This plan will help you regain control of your bladder. The goal: urinating every three to four hours during the day without fear of wetting accidents. 

Do your best to follow the same schedule each day during waking hours. You may need to get used to the idea that you can wait longer before going. 

Timed Voiding

  • Try to increase your time between bathroom visits during the day (wait 15 minutes longer)
  • When you can wait that long without a problem for 1 week, try to further increase the wait time

Control Tips

  • Perform four to five pelvic muscle contractions. This may help calm the urge to urinate
  • Try to distract yourself (sit down and take five to six deep breaths)

Most patient use one or more of these strategies to succeed. Simple changes such as these can have a major impact on your life.
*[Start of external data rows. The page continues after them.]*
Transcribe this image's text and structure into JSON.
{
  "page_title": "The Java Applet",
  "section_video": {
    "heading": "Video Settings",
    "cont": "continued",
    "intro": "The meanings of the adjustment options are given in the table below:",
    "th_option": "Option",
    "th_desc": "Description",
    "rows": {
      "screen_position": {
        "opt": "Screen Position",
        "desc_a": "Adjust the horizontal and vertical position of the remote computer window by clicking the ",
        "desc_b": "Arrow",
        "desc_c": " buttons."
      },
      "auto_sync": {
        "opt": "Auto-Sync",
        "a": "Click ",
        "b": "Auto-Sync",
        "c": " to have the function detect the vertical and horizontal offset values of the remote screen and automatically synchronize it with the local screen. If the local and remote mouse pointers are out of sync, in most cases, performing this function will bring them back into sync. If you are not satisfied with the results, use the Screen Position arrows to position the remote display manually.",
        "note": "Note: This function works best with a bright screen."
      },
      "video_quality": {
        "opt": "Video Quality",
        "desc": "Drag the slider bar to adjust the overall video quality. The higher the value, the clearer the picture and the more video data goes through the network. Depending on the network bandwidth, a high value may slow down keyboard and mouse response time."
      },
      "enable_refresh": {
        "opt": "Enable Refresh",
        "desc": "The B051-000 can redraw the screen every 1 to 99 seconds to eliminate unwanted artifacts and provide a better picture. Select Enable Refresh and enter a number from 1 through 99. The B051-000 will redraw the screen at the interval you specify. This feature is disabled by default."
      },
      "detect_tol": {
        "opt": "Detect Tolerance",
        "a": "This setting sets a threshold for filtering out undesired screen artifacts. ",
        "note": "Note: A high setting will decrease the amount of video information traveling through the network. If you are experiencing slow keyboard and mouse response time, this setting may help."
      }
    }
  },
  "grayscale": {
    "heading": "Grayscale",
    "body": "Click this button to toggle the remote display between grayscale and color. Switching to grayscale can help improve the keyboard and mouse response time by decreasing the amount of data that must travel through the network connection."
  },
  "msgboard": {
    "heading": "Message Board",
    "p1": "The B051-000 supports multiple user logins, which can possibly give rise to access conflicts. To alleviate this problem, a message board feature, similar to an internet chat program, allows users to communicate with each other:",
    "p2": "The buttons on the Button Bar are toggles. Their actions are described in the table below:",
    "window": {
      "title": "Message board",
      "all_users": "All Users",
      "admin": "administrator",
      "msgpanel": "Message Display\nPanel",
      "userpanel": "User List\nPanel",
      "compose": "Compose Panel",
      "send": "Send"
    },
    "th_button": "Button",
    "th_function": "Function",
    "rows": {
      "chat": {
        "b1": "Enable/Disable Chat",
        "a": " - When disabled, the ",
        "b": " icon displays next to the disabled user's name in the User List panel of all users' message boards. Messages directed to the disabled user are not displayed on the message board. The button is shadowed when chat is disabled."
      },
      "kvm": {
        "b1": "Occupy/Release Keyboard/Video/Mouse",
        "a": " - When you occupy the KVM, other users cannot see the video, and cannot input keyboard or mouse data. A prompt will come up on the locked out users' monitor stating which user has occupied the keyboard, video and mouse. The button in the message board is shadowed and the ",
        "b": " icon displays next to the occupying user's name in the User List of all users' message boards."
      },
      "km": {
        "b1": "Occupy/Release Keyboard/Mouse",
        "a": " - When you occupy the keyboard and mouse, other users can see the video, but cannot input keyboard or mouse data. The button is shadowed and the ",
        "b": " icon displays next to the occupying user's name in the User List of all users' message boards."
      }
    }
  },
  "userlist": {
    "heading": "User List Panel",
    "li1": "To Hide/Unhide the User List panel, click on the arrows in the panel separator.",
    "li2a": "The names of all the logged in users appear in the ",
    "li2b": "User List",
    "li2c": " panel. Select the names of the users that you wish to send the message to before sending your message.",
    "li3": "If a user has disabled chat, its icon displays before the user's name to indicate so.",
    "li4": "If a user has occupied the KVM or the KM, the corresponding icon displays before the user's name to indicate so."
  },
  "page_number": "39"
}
Keeping a voiding diary is a great way to help yourself and our specialists visualize potential causes of incontinence issues. Download our voiding diary to begin tracking your fluid intake, voids, urges, accidents, and activities that may have caused urges or accidents.

Non-surgical Treatments

Non-surgical treatments of female urinary incontinence include:

  • Botox — used to decrease pressure and calm your bladder
  • Electrical stimulation — Percutaneous Tibial Nerve Stimulation (PTNS) is an FDA-approved treatment that delivers electrical stimulation to control overactive bladder
  • Electromagnetic therapy — BTL EMSella is a non-surgical, non-invasive treatment for stress and urge urinary incontinence. The treatment is delivered by comfortably sitting in an ergonomic chair, fully clothed, while electromagnetic technology penetrates the targeted tissues of the pelvic floor and stimulates the muscles, building up muscle strength and restoring the support for the pelvic organs
  • Medications and devices — to treat a variety of urogynecologic issues 

Minimally Invasive Procedures

If non-surgical treatments do not bring you relief, we also offer minimally invasive procedures to help control urinary incontinence, including mesh slings. Studies show that even after seven years following the sling procedure, up to 86% of patients remained completely dry, and 11% have significant improvement of symptoms.

Comprehensive Care for Female Urinary Incontinence

Bladder issues are very common in women over 50 or women who have just given birth. If you notice that you can’t control your bladder or have an involuntary release of urine enough to change your daily routine, call your doctor to make an appointment.

Bassett Healthcare Network offers diagnosis and treatment for female urinary incontinence in Central New York, including in Cooperstown, Cobleskill, Hamilton, Herkimer, and Oneonta.